If you watch Mad Men, it seems like such a charming, simple time. Nowadays, wide screen TVs don't seem to be big enough anymore. We need a second – or third – screen to keep up with the commentary, behind the scenes and the shows themselves. When it filed for its IPO, Facebook said 85 per cent of its revenues came from advertising. YouTube offers production deals to professionals and amateurs. And Twitter announced its IPO with a tweet.  All of these companies are looking for new ways to serve up ads that look like editorial while demonstrating the ROI of promoted posts.

The old big three of US television used to be ABC, CBS and NBC, now we have a new big three Facebook, Google/YouTube and Twitter, with LinkedIn in the role of Wall Street Journal and Pinterest as Life, the specialty network.

Going digital first
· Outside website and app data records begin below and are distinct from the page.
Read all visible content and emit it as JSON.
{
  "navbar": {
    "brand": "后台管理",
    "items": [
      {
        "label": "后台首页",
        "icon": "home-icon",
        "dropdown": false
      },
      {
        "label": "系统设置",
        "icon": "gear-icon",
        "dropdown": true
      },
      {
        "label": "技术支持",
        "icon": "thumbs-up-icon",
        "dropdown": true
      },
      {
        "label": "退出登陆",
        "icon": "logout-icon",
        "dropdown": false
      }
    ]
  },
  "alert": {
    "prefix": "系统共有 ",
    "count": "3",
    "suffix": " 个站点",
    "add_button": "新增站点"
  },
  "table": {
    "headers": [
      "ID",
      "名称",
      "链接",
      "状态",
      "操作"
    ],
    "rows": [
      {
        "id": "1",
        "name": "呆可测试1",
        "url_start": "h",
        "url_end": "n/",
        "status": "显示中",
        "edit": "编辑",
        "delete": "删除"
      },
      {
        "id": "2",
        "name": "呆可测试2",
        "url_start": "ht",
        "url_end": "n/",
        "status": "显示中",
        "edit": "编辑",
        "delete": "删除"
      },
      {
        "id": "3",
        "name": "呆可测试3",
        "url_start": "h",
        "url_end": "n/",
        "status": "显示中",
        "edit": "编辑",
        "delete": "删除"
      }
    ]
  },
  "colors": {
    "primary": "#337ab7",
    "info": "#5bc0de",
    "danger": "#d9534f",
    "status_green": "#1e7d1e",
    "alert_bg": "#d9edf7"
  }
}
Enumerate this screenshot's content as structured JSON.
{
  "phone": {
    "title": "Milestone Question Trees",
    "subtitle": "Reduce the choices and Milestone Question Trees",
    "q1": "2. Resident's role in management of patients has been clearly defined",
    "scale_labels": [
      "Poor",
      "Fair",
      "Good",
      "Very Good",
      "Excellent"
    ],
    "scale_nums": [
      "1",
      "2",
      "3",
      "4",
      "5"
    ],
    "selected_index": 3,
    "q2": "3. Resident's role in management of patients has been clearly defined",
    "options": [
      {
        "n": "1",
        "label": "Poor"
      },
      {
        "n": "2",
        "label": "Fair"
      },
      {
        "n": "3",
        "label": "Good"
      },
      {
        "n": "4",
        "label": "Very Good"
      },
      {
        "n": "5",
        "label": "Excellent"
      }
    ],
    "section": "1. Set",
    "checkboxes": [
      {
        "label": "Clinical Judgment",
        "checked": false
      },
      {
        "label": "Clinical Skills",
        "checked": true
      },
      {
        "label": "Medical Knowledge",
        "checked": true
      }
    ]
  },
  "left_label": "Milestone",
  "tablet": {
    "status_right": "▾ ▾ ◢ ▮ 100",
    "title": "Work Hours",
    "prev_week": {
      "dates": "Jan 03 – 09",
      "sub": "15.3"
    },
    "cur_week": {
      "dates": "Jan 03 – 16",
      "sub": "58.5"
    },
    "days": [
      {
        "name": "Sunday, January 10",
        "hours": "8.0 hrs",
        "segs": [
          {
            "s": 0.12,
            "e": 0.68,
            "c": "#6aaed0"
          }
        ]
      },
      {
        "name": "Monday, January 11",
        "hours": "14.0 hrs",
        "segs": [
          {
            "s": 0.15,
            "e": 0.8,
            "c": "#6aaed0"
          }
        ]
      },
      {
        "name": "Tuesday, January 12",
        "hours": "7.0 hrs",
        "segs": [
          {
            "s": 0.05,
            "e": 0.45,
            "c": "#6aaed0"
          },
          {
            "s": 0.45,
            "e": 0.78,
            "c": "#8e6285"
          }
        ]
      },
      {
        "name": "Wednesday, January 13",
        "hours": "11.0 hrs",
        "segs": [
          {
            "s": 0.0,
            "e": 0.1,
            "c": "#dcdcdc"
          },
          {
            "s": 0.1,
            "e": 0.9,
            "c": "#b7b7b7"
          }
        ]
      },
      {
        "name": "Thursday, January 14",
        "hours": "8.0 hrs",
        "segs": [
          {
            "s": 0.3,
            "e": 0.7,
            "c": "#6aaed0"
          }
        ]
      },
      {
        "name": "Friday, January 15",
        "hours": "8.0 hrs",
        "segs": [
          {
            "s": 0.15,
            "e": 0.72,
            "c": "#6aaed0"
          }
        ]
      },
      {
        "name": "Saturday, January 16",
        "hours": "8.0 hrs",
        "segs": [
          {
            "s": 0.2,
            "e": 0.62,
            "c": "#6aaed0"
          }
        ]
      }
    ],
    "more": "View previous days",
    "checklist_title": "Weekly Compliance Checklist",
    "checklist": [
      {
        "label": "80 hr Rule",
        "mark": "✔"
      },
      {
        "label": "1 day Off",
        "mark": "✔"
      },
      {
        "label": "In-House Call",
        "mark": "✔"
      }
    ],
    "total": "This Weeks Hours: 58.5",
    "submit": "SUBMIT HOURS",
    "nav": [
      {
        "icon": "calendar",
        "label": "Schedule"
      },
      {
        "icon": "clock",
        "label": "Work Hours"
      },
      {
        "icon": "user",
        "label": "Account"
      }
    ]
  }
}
Meanwhile, many traditional media are adopting a digital first approach and leaving print behind, including the world's oldest newspaper. And yet some PR folks still regard the news release as the ultimate answer. They don’t realize the question has changed.


What's the future bring? 

I believe we should focus on three things:

1. Strategy – Lead with creativity. Think beyond the not one-off and figure out how to build engagement over time. Understand the metrics and what catches on and always be ready to adapt.

2. Training – Learn and then teach. There's an opportunity for us to be more like management consultants – that is, listen, train and then step back and offer counsel on both the strategic and tactical fronts.

3. Content – In a world where community management is the new PR, start thinking like a publisher and a publicist. Our stories should entertain, educate and engage. Whether we like it or not, we’re all in showbiz!


Those are some of the things I’m going to be talking about in my presentation to the IABC World Conference in Toronto. If you’re going, I hope you can drop by to say hello.

And thank you to Zora Artis, who’s coordinating the marketing stream for the event and who will be introducing my session, for contacting me and asking me to do this post.

I’m interested to hear what you think and if you have anything to add.


Martin Waxman is a digital, social media and communications strategist, executive vice president of Thornley Fallis and co-founder of three PR agencies. He has worked in communications and PR for 25 years, and specializes in social and digital media, social media training, consumer marketing, product launches, corporate and internal communications and entertainment.